Among the very oldest of the national forests in the eastern U.S., the Pisgah is downright legendary for its recreational opportunities and scenery. The fact that its Southern Appalachian mountainscapes are so readily reached from Asheville—among the East’s foremost outdoorsy hubs—has only enhanced its reputation.
The Pisgah covers more than 500,000 acres of the Blue Ridge Mountains in western North Carolina. This is some of the highest and most rugged terrains in eastern North America, with numerous peaks and ridgetops exceeding 6,000 feet. Blue Ridge subranges with some of their acreage on the Pisgah include the Black Mountains, Great Balsams, Roan Highlands, and Great Craggies.
The Pisgah is managed alongside the Nantahala and Croatan national forests as one unit: the “National Forests of North Carolina.” This collective forestland is managed out of the Forest Supervisor’s Office in Asheville. The Pisgah proper is broken into three ranger districts. The Appalachian R.D. is based in Mars Hill, the Grandfather R.D. in Nebo, and the Pisgah R.D. in Pisgah Forest, also home to the Pisgah Visitor Center.
The first school of forestry in the U.S., the Biltmore Forest School, was based on the Pisgah. You can visit this site and enjoy interpretive exhibits and guided activities at the 6,500-acre Cradle of Forestry in America attraction.
Three federal wilderness areas—two of them among the first designated in the U.S.—fall within the Pisgah National Forest. With motorized vehicles and equipment banned, these protected areas provide a taste for the Southern Appalachians at their most deliciously primitive.
In the Great Balsam Mountains, the 18-477-acre Shining Rock Wilderness ranks as the biggest wilderness area in North Carolina. It tops out on 6,030-foot Cold Mountain, among the legendary Southern Appalachian peaks. Bordering the Shining Rock is the 7,482-acre Middle Prong, crossed by the Mountains-to-Sea and Green Mountain trails.
Then there’s the 11,653-acre Linville Gorge Wilderness, which encompasses the namesake chasm often called the “Grand Canyon of the Southeast.” Heading at magnificent Linville Falls, the Linville Gorge reaches close to 3,000 feet at its deepest and sees the Linville River drop some 2,000 feet en route to the Catawba Valley below. The views of the gorge from scenic promontories such as Table Rock and Hawksbill Mountain are unforgettable. The Linville Gorge also preserves significant swaths of old-growth forest.

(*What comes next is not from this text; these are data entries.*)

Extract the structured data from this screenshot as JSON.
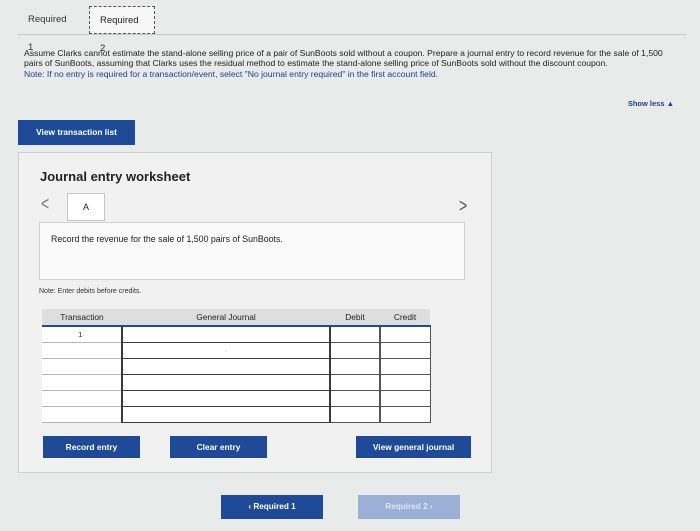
{
  "tabs": [
    {
      "label": "Required 1"
    },
    {
      "label": "Required 2"
    }
  ],
  "instructions": {
    "text": "Assume Clarks cannot estimate the stand-alone selling price of a pair of SunBoots sold without a coupon. Prepare a journal entry to record revenue for the sale of 1,500 pairs of SunBoots, assuming that Clarks uses the residual method to estimate the stand-alone selling price of SunBoots sold without the discount coupon.",
    "note": "Note: If no entry is required for a transaction/event, select \"No journal entry required\" in the first account field."
  },
  "show_less": "Show less ▲",
  "view_transaction_list": "View transaction list",
  "worksheet": {
    "title": "Journal entry worksheet",
    "prev_icon": "chevron-left-icon",
    "next_icon": "chevron-right-icon",
    "entry_label": "A",
    "description": "Record the revenue for the sale of 1,500 pairs of SunBoots.",
    "hint": "Note: Enter debits before credits.",
    "table": {
      "headers": {
        "transaction": "Transaction",
        "general_journal": "General Journal",
        "debit": "Debit",
        "credit": "Credit"
      },
      "first_transaction": "1"
    },
    "buttons": {
      "record": "Record entry",
      "clear": "Clear entry",
      "view_general_journal": "View general journal"
    }
  },
  "navigation": {
    "prev": "‹  Required 1",
    "next": "Required 2  ›"
  }
}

While backpackers and backcountry hunters and anglers enjoy the remote challenges of the Pisgah’s wildernesses, there are plenty of more accessible and developed recreational sites on the Forest. These include designated campgrounds such as Harmon Den, Black Mountain, Lake Powhatan, and Carolina Hemlocks. Sightseers savor the vistas along the 79-mile-long Forest Heritage National Scenic Byway.

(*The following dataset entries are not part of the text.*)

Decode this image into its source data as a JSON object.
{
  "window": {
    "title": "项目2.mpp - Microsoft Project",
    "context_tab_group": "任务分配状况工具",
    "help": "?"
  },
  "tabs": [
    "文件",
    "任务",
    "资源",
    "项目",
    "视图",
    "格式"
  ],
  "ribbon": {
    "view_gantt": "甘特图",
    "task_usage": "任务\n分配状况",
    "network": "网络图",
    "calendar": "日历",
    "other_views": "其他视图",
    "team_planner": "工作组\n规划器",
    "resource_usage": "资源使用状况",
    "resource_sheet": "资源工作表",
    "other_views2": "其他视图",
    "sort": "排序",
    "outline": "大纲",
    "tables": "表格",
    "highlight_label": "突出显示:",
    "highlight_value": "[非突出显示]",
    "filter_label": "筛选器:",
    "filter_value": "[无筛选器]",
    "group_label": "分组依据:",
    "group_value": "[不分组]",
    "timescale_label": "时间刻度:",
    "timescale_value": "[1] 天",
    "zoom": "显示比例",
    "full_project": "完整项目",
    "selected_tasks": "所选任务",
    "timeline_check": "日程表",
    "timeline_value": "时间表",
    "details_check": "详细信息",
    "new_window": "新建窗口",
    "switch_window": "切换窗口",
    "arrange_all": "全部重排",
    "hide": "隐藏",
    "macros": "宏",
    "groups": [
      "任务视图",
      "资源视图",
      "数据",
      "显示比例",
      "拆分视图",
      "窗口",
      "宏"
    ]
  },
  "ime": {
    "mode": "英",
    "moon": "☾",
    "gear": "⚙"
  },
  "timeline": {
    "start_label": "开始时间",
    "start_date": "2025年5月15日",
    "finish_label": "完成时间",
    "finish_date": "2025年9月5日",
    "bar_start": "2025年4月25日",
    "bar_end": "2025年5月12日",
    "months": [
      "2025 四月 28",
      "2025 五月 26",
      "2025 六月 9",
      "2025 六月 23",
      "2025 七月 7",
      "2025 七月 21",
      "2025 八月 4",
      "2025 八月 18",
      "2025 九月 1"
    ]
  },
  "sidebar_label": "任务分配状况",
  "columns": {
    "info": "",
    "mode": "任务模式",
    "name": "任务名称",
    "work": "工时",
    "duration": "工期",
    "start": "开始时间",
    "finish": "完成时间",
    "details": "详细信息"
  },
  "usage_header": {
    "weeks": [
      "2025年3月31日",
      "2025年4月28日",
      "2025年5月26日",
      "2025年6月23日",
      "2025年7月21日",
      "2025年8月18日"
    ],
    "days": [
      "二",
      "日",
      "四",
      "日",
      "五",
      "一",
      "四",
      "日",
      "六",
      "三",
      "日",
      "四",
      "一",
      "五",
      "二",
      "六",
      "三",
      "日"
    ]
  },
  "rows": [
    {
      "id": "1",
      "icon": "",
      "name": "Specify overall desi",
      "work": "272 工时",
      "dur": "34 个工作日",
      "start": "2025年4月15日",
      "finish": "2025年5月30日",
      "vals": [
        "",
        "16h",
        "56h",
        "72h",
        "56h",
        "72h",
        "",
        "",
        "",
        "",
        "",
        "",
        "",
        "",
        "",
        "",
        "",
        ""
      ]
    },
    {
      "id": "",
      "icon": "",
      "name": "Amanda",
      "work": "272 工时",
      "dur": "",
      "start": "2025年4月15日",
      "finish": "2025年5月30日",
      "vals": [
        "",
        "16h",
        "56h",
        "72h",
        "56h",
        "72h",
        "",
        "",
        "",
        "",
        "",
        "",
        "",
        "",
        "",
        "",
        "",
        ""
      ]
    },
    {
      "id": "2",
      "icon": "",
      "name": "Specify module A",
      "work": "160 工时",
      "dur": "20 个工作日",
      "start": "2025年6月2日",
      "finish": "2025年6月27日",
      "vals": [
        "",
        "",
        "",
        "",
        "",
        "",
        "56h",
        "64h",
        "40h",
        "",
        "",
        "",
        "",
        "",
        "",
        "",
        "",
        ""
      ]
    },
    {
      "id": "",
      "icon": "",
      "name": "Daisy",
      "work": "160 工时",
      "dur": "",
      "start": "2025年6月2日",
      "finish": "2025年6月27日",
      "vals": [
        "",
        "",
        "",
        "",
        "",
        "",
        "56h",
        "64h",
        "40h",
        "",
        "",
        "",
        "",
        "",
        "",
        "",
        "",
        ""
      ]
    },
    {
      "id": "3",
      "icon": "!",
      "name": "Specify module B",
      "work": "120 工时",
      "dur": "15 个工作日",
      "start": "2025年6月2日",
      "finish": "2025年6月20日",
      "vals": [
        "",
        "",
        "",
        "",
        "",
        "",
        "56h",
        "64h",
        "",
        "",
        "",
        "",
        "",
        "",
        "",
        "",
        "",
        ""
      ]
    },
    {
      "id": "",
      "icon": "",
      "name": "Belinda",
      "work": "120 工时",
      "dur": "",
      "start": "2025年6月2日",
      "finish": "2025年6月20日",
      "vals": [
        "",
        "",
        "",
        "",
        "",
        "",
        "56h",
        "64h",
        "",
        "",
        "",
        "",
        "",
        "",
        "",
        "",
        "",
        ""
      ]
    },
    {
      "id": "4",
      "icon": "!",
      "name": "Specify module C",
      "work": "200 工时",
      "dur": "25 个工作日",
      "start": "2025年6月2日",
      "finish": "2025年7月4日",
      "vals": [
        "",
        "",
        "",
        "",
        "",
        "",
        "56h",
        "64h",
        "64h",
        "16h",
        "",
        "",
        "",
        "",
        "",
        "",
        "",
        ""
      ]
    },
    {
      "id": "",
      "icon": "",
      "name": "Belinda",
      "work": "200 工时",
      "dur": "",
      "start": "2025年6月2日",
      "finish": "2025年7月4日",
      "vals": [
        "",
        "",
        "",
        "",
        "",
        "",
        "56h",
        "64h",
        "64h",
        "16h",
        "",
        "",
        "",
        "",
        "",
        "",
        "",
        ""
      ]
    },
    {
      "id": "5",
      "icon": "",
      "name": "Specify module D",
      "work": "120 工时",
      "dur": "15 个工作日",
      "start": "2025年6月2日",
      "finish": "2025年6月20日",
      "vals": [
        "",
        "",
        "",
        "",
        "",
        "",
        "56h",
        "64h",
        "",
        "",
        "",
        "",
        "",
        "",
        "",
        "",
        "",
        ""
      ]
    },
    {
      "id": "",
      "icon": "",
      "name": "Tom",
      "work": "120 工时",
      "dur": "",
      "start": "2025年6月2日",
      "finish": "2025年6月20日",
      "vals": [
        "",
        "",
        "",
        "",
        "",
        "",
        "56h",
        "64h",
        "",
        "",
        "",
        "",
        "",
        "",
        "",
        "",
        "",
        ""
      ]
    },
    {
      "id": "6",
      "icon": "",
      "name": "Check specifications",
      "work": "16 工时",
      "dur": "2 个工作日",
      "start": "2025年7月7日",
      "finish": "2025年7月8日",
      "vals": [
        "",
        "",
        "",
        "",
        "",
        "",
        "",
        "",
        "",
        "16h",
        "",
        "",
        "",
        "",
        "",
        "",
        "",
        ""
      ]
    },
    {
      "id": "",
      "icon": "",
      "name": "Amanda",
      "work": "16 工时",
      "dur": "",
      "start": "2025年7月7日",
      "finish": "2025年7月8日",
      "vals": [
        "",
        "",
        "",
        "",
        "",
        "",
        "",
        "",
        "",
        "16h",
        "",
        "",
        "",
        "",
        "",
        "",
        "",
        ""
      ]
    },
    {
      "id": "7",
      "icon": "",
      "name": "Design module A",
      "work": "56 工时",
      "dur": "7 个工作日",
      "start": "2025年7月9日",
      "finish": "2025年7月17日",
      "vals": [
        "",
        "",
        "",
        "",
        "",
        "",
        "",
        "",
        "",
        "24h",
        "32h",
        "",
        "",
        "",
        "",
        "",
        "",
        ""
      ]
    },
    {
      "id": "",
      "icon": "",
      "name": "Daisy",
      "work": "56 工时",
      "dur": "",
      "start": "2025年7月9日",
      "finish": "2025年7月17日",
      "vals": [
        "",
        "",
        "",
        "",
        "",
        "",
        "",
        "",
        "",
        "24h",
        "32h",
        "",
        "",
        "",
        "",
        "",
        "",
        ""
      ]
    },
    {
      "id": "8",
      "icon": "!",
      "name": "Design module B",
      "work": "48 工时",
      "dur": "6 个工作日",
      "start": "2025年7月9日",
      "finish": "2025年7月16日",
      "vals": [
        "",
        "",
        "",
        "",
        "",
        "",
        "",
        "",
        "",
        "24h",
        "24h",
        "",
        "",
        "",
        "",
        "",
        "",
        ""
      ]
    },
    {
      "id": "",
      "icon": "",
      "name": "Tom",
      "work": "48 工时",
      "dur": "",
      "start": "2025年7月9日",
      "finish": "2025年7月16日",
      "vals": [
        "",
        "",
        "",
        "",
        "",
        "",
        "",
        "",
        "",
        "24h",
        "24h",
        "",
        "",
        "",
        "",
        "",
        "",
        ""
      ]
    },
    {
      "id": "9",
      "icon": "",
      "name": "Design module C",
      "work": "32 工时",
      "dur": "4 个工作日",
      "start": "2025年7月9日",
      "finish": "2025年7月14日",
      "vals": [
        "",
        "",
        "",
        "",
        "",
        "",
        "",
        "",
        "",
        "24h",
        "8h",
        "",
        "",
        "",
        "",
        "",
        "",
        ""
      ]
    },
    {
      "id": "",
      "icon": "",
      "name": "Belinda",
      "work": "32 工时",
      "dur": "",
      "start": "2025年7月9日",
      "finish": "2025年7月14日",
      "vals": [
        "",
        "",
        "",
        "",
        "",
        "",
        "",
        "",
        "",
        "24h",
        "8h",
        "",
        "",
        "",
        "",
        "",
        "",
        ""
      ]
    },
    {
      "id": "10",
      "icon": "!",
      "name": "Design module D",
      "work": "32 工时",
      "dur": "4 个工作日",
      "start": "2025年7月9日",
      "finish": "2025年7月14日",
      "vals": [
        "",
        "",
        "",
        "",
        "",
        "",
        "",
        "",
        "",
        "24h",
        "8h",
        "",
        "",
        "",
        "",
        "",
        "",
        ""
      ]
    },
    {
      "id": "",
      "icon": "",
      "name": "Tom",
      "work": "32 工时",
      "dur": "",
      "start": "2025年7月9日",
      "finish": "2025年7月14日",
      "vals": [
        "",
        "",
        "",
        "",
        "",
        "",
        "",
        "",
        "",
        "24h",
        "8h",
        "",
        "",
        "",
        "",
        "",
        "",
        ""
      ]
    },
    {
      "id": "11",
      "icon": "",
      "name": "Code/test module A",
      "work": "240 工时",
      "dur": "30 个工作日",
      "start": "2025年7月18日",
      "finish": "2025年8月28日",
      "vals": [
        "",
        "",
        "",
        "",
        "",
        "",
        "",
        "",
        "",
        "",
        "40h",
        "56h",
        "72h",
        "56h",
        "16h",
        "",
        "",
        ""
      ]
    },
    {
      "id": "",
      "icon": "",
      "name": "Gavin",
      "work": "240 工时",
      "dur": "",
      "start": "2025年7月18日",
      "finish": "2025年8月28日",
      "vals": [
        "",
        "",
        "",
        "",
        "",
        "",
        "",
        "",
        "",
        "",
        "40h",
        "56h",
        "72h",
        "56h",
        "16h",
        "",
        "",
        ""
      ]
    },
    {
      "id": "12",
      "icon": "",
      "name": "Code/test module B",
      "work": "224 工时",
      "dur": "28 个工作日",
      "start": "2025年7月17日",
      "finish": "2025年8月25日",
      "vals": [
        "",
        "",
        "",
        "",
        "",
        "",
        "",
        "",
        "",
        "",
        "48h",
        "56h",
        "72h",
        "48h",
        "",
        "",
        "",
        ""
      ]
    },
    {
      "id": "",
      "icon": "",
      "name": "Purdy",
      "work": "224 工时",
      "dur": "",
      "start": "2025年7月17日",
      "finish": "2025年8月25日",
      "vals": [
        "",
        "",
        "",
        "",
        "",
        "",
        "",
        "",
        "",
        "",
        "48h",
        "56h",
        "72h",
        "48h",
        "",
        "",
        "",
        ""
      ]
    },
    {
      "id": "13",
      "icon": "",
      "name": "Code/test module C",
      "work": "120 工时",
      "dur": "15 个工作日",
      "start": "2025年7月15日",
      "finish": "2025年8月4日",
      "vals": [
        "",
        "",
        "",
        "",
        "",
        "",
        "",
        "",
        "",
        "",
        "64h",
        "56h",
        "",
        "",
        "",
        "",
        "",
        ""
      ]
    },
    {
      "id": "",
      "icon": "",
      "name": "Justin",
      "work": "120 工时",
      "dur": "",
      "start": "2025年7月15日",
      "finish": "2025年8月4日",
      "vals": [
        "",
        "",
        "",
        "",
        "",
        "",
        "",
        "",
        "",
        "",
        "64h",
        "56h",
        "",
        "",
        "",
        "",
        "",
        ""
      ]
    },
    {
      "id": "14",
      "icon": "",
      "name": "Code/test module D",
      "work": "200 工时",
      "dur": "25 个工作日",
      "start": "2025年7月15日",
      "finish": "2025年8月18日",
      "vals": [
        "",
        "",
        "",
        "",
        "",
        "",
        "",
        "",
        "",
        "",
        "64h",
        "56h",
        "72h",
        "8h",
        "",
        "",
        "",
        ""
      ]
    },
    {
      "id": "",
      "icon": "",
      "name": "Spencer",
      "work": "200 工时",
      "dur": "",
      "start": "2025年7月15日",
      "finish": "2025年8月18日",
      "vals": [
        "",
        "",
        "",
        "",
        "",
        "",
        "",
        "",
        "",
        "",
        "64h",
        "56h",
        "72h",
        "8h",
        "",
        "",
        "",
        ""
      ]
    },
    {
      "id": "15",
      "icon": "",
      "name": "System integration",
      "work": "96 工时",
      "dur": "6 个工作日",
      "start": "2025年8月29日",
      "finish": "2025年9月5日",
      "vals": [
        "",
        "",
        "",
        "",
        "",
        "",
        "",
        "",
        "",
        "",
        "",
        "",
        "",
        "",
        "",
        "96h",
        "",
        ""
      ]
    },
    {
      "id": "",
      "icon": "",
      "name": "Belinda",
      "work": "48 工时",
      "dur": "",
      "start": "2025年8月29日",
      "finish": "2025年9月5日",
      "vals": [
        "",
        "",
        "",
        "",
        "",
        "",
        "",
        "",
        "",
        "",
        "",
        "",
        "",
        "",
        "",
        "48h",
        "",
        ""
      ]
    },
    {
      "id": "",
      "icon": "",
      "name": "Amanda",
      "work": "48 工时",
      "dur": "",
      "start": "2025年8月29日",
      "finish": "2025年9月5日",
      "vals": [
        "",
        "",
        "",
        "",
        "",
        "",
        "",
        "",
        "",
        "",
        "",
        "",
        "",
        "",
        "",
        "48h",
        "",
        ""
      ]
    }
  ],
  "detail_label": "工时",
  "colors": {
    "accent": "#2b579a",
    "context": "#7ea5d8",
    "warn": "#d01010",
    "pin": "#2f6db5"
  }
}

Some of the greatest hikes in Asheville’s general vicinity lie on the Pisgah, from Fryingpan Mountain Lookout to Looking Glass Rock and Max Patch (a highlight of the Appalachian Trail). Mountain-biking opportunities are equally rich. There’s world-class trout fishing on offer, plus whitewater rafting and tubing on the French Broad and other rivers. Rock climbers seek out spots such as Slate Rock, Little Lost Cove Cliffs, and the Curtis Creek bouldering area.
The Pisgah embodies the multiple-use appeal and rich history of America’s national forests. Whether you’re seeking a leisurely scenic drive or streamside picnic or thirst for backcountry adventure, this venerable—and beautiful—piece of public land delivers!
-Always check in with Pisgah National Forest ranger districts and/or the website before visiting. From weather conditions to fire danger to visitor overuse, certain areas may be closed or restricted.
-It’s also important to know in advance whether a particular recreational site or activity requires a pass, permit, or fee.